Everything changed in 1948, post-obit my family unit’s expulsion to East Jerusalem. My grandpa, though just 1km (0.half dozen miles) abroad from al-Qatamon, was suddenly an “absentee” under Israeli law.
The land registry deeds in my hands showed how on July 28, 1957, the Custodian for Absentee Property sold my family’southward house to State of israel’s Development Authorization, and then it could be taken over by new Jewish tenants. The same land registry deeds that listed my grandfather equally the owner of this holding now had another party selling it abroad.
In 1970, the Israeli Knesset passed the Legal and Administrative Matters Law, which effectively meant that Jewish owners who had to flee their belongings in Due east Jerusalem in 1948 would not exist considered “absentees” in the then-newly occupied part of the metropolis. They could return to claim their homes. That same law, however, did not extend like benefits to East Jerusalem residents who once endemic property in West Jerusalem. Those Palestinians, like my grandfather, remained “absentees”.
Still, my grandfather decided he wanted to claim his home. On March 28, 1972, as a resident of a Jerusalem “unified” under Israeli dominance, he wrote a letter to the Custodian of Absentee Property. He requested that his house exist returned to him since he was now a resident of Jerusalem and no longer “absent”. He finished his letter with these emphatic words: “This firm is my private property and no one else has whatever connection with it.”
Well-nigh a calendar month later, the Custodian of Absentee Property in Jerusalem wrote back, citing the Absentee Property Law as crusade to plow downwardly my grandfather’s plea.

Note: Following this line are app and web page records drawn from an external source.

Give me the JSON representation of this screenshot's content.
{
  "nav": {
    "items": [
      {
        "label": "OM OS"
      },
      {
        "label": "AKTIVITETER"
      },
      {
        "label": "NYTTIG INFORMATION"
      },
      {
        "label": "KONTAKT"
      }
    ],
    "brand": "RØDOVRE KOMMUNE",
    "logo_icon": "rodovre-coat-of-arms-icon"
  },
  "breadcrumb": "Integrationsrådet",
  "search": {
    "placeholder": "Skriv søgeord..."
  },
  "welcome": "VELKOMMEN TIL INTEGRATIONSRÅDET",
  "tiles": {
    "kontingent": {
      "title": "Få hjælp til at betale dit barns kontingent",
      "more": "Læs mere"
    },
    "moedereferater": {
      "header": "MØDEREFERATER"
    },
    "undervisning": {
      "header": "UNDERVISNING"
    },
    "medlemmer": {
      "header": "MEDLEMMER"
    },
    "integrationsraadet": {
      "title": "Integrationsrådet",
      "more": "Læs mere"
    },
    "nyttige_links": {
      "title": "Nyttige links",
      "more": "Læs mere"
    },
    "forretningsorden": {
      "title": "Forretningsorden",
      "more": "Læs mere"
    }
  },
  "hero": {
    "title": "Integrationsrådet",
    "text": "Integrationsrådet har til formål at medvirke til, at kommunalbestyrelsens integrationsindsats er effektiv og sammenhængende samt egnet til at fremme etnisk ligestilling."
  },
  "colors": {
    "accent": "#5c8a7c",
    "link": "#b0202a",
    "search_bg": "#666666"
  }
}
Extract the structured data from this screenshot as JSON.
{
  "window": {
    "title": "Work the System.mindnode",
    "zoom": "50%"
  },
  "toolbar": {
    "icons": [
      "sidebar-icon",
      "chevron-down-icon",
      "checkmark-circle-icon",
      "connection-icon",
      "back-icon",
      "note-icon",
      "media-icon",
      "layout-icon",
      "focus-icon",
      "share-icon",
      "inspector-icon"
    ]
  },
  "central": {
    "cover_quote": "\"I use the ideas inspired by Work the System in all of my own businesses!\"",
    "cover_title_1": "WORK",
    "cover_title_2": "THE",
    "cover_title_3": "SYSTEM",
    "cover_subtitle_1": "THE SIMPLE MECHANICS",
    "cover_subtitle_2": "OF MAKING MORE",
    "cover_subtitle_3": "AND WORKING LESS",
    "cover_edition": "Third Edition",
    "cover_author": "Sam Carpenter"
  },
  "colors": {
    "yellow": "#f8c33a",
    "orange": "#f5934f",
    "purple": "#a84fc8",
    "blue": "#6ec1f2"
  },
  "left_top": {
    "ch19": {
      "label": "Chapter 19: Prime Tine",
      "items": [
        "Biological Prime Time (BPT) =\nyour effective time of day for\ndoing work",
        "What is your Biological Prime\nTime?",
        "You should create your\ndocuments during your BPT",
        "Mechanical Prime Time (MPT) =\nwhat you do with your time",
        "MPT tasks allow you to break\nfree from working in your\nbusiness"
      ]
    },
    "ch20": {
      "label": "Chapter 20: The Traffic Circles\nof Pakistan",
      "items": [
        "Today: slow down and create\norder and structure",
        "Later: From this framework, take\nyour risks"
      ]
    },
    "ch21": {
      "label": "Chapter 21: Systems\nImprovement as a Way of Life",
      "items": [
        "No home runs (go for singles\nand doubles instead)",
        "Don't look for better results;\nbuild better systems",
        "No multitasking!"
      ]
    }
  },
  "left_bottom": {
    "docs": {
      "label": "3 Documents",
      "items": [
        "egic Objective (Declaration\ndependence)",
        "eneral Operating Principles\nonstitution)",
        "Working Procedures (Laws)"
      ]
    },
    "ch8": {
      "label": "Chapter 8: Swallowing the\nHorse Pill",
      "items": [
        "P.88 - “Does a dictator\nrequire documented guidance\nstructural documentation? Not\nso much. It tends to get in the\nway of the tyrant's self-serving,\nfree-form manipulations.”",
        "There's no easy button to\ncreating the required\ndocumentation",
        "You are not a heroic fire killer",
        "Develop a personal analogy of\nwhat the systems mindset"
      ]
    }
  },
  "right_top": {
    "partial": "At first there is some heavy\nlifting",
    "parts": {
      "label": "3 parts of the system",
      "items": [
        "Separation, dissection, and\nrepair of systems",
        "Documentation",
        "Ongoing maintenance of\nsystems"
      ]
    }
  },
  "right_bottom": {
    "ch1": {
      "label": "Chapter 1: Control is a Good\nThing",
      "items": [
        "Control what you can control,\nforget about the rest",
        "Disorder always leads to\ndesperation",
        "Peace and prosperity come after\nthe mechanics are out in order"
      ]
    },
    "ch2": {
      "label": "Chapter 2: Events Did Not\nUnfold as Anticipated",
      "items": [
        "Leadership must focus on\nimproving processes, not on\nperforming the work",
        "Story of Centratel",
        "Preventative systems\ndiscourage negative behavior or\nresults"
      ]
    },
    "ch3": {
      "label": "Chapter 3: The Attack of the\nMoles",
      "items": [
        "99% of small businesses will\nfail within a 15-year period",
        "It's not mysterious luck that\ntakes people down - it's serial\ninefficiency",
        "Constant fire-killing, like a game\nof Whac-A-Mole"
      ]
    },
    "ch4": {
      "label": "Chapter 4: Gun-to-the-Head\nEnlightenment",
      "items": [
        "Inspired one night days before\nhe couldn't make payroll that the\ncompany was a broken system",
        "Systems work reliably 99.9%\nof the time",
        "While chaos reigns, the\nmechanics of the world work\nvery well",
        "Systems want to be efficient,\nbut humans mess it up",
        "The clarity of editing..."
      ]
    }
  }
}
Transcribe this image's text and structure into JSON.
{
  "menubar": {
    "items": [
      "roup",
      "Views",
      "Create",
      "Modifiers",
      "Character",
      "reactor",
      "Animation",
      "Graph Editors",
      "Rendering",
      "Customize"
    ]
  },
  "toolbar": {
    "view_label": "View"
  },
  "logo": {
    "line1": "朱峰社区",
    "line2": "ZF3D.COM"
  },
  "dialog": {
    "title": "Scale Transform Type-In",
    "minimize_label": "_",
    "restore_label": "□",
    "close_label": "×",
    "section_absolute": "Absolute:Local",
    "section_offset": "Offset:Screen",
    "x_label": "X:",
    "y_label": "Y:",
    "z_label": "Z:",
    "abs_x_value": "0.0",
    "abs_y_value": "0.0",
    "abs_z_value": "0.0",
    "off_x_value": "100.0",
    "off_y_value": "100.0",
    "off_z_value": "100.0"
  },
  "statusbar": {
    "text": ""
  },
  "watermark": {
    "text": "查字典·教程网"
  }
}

With the documents in my hand, and relying on what my father knew, I pinpointed the verbal location of the house and took my dad for a visit in the summertime of 2021. Nosotros were not surprised to find it was still at that place, and that information technology was occupied by a Jewish Israeli family. The edifice had two extra stories added on meridian of the original one-storey house. Everywhere I looked in the neighbourhood, I saw evidence of our Palestinian existence, and I felt the heartache of our erasure.
The 1970 police enabled Jewish groups to claim buying of belongings in E Jerusalem, almost prominently in the areas of Sheikh Jarrah and Silwan. To appointment, Palestinians displaced by Israel do not bask that right in West Jerusalem.
As Palestinians in Sheikh Jarrah, Silwan, and other neighbourhoods of East Jerusalem face eviction orders in favour of Jewish settlement, I cannot stop thinking about the sheer injustice of it all.
They merits Jerusalem is an undivided city, yet there are two laws governing 2 peoples in the most unequal manner. They claim nosotros accept rights, yet I believe they merely tolerate our being. We lack the right to vote, the right to housing, the right to holding – and with our ancestral homes stolen, the correct to our history.
The views expressed in this article are the author’s own and do not necessarily reflect Al Jazeera’s editorial opinion.